My writing for DeSmog, and other blogs, has focused on the problems related to climate change. The burning of fossil fuels is at the root of these problems.
The fossil fuel industries (oil, coal, gas) spend millions of dollars in PR campaigns and political contributions to downplay the consequences of their continued monopoly on world energy while portraying non-fossil fuel alternatives, like solar power, as impractical and too expensive to meet the energy needs of the world.
The large oil, coal and gas companies don’t want us to be aware, for example, that renewables already account for up to 20% of total global electricity production, according to one French-based study. A recent report in Scientific American states that renewables (solar, wind, hydro, together) will soon become the ‘second most important’ global energy source’ (after coal) and are “becoming cost competitive with fossil fuels”.
While governments have been slow to support the widespread introduction of renewables (despite the scientific necessity), awareness of private and non-governmental programs, such as that of the WakaWaka Foundation, helps provide the public more confidence in the inevitable, necessary shift toward solar, wind and other non-fossil fuel sources which don’t wreck our climate.
Take the example of one new solar manufacturer. WakaWaka, a Netherlands-based NGO, provides solar products to some of the world’s most vulnerable populations. WakaWaka runs several programs which combat extreme poverty AND promotes the use of solar power. The foundation develops climate education kits for local communities and schools; provides micro-enterprise support for start-up solar power entrepreneurs (including the provision of micro-community loans as necessary); and, donates solar products directly to some of the most isolated, poorest people on Earth, including those in humanitarian crisis zones. Current programs are in Haiti, Africa and South America; they recently began a program serving a Syrian refugee community.
Their focus is on ‘‘off the grid” communities who otherwise depend on indoor kerosene – a potent greenhouse gas emitter which is also highly toxic to human health (particularly to the lungs). According to the WakaWaka website:
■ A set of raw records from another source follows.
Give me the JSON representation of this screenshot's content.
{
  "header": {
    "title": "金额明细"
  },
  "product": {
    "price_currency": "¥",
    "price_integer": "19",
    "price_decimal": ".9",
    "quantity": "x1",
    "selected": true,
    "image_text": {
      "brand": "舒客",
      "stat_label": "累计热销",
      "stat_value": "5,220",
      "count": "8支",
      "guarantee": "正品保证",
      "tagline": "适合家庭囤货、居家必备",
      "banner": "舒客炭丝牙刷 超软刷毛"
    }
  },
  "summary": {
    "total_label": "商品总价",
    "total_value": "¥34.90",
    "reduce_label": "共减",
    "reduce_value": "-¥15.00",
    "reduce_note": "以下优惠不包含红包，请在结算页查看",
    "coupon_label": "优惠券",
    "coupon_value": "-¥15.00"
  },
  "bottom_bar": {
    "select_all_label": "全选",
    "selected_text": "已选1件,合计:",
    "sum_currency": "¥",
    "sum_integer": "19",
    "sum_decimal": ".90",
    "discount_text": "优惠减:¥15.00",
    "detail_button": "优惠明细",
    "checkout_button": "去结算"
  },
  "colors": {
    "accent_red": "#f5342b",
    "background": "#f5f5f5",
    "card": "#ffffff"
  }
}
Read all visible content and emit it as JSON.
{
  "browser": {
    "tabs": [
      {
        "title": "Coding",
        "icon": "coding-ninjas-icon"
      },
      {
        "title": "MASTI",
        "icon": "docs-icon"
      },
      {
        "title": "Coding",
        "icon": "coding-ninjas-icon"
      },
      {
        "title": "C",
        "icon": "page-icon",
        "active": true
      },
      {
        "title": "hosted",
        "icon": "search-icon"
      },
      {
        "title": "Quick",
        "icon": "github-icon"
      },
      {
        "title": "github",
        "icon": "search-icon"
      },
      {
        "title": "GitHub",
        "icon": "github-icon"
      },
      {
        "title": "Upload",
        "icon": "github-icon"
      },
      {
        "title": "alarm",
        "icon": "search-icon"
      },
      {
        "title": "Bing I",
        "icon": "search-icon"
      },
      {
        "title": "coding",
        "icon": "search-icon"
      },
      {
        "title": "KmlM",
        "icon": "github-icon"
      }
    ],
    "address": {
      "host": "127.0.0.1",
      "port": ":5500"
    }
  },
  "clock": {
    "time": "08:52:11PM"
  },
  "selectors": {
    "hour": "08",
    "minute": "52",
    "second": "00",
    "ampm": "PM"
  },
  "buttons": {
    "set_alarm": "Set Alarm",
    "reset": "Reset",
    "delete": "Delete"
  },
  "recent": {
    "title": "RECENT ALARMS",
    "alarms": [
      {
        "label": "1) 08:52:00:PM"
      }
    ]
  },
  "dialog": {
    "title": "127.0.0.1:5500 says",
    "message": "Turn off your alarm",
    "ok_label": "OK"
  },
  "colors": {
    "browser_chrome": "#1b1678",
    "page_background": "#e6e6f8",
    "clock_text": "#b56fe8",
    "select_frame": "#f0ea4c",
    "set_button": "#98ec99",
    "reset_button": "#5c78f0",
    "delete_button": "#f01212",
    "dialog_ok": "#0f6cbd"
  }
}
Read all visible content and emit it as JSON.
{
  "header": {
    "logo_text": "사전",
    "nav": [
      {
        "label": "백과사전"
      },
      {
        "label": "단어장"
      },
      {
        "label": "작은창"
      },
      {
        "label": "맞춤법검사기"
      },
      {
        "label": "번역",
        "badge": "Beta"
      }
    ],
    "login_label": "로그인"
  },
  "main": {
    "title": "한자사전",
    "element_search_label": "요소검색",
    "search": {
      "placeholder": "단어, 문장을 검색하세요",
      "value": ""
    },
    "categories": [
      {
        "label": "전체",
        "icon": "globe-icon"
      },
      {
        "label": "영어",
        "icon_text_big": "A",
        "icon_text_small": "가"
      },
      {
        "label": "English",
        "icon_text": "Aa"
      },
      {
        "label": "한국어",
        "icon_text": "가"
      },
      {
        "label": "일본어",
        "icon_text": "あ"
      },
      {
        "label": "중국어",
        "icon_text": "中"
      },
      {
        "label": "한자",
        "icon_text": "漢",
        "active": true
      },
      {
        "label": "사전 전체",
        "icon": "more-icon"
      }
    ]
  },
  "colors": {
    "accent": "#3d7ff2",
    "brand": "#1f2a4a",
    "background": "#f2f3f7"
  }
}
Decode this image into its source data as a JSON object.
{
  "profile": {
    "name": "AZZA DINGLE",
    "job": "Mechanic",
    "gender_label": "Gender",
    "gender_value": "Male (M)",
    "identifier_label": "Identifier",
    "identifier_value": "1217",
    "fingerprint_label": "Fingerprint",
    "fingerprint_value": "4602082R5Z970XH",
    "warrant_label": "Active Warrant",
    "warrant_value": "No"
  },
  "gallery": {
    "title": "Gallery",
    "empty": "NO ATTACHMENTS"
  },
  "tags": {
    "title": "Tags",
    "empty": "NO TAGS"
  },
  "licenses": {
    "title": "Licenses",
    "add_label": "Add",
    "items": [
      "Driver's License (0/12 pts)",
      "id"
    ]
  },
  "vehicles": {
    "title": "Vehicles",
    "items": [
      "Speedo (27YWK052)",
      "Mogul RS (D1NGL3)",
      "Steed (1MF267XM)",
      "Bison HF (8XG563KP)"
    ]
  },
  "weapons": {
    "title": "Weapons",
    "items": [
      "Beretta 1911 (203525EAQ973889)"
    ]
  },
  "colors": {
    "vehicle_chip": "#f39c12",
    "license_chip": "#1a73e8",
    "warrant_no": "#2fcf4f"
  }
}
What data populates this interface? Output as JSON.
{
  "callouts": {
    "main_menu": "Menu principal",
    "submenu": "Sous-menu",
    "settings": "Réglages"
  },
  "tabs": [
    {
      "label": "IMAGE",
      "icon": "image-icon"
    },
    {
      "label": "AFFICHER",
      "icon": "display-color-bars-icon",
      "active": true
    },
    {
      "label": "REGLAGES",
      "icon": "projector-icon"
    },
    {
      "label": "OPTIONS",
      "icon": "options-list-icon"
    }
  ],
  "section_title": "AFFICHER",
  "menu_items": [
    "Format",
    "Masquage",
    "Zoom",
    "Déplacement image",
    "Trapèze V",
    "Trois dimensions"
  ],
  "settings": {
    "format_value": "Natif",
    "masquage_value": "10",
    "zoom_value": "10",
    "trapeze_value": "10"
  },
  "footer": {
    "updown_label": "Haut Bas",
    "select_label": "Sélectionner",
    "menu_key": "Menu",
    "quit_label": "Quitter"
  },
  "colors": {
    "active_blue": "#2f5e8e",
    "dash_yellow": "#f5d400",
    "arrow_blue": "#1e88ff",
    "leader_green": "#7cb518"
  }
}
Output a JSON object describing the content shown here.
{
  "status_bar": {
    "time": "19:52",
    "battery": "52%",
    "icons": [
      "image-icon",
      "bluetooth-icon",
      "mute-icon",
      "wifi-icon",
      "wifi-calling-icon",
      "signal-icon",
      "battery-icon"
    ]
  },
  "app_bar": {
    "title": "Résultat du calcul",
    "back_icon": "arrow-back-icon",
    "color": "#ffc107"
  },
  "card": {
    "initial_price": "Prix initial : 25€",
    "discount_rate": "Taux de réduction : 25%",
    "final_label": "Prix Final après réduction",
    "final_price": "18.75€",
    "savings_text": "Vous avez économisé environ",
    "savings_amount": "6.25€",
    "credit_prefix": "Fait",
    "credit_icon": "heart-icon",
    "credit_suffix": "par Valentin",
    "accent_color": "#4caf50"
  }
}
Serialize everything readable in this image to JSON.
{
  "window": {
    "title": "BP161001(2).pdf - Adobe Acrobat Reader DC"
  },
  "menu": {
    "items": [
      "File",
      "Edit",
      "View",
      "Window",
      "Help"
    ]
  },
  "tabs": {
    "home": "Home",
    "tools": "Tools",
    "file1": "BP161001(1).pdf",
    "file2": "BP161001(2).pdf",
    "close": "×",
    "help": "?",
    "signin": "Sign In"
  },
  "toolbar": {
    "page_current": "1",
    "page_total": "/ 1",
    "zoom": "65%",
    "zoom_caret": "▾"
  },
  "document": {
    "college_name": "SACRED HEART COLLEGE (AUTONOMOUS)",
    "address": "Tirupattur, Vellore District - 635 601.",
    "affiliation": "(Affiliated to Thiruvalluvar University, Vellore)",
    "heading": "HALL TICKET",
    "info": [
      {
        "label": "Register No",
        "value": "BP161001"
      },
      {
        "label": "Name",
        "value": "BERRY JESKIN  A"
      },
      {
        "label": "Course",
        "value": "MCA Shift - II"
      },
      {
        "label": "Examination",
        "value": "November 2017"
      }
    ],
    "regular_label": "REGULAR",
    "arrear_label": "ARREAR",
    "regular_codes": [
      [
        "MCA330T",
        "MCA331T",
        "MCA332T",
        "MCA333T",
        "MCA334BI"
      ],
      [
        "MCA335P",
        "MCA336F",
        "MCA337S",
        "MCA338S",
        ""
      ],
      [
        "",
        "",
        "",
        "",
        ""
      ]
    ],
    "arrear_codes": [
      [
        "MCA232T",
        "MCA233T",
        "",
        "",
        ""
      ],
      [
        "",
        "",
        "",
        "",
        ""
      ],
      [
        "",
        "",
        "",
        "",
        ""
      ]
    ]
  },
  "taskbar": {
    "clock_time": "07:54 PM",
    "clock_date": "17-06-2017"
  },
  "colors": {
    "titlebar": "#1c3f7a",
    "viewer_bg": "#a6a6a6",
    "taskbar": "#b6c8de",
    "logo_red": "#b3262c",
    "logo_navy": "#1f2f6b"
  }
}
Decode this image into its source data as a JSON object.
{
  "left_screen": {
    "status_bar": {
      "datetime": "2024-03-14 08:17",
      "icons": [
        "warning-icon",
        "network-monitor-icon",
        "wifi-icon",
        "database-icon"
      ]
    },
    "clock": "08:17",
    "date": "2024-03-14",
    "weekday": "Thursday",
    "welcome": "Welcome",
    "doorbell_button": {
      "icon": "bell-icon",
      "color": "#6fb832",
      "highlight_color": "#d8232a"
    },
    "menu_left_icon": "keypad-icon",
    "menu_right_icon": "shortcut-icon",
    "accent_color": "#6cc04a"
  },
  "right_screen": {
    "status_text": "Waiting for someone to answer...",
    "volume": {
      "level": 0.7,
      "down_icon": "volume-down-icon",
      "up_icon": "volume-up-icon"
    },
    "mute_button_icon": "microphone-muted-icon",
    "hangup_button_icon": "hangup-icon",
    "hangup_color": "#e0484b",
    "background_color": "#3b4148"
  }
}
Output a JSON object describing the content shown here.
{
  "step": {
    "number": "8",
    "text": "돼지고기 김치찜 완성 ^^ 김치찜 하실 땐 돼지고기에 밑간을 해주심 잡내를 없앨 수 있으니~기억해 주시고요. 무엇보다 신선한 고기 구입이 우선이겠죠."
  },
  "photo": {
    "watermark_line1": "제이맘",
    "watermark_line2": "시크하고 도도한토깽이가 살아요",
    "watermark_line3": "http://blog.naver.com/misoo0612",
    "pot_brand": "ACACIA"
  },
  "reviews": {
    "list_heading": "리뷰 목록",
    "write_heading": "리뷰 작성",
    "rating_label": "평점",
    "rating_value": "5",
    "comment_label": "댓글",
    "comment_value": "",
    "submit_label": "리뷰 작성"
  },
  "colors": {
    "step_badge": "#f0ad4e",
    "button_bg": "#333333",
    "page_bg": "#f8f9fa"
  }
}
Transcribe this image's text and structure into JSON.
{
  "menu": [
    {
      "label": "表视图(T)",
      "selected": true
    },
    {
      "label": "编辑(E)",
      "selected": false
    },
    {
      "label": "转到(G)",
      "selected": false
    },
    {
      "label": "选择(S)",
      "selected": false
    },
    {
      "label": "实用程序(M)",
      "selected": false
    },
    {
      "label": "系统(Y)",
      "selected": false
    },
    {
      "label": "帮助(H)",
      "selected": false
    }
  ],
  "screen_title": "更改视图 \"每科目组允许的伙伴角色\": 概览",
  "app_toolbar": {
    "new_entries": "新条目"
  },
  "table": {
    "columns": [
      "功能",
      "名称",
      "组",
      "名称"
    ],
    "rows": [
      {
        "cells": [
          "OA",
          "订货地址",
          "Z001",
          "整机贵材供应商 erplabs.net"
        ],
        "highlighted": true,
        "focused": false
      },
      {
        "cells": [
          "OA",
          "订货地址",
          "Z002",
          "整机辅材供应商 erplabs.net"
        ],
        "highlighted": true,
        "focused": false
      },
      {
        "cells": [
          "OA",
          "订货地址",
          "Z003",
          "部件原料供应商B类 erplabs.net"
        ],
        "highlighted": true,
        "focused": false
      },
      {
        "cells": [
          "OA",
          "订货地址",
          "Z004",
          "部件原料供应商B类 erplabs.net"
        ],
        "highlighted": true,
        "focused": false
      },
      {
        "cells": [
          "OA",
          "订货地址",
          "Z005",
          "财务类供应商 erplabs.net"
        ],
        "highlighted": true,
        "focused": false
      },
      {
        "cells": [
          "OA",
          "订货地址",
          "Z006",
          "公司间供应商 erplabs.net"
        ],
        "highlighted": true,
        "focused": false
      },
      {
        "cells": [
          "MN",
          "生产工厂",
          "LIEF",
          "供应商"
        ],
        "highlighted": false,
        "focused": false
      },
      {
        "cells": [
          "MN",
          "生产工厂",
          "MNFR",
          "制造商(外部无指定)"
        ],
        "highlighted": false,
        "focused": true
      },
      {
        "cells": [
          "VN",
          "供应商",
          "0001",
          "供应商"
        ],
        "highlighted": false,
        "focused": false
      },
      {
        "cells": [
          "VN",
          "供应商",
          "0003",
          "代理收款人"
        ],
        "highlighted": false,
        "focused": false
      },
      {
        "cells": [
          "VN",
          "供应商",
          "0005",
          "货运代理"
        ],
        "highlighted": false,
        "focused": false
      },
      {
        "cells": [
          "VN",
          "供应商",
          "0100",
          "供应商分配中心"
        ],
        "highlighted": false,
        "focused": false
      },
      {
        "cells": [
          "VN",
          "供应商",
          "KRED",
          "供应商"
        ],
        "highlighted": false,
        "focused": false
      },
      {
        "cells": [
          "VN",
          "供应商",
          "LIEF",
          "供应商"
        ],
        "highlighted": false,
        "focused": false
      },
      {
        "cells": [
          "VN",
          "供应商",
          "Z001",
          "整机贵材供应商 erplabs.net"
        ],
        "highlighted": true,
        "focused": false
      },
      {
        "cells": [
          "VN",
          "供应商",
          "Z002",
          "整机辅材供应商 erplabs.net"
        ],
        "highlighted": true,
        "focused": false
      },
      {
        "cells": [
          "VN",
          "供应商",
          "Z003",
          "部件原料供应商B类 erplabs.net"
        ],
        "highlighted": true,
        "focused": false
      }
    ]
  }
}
“There are an estimated 1.5 billion people, around the world, who are dependent on portable kerosene lamps for their sole nighttime lighting. In addition to being a potent greenhouse gas source, the toxins emitted by Kerosene combustion, according to Waka, is profoundly damaging to the lungs, comparable “…to the dangers of smoking two packs of cigarettes per day.…. these people should not wait for the arrival of old-fashioned, large scale energy grids which largely run on fossil energy.”
The flagship program is the provision of small solar powered lamps. In some cases they are provided at low cost to international NGOs who then distribute them locally – in other cases they are donated directly to communities in need (over 12,000 in Haiti, for example).
These lamps are small (I have one), provide excellent bedside lighting (very bright, and can adjust for dimmer preferences) and last approximately 24 hours on a full charge. (It takes 4 to 6 hours in sunlight to get full charge - about half that if you plug it into your computer or wall socket FYI).
(photos: Don Lieber)
This is but one example of how solar power is becoming – slowly but surely – more prevalent as a power source, even in some of the most remote areas.
If you are so inclined, WakaWaka is offering special holiday solar-power gift ideas (including the bedside reading lamp as pictured). FYI: Alll funds from sales support their solar-power assistance programs.
Supporting solar power (and and other renewable sources) now will help quicken the necessary transition away from non-fossil fuel sources. And, as I reported on DeSmog earlier this month, there is no time to waste in making that transition: climate change due to runaway greenhouse gas emissions is occurring 10 times faster than at any time in the past 65 million years.
Children in Syrian refugee camp (left) and Kenya, with solar powered lamps. Below: Schoolteacher in Kenya. Photos courtesy WakaWaka Foundation.
Below: Author’s cat with the WakaWaka solar power reading lamp.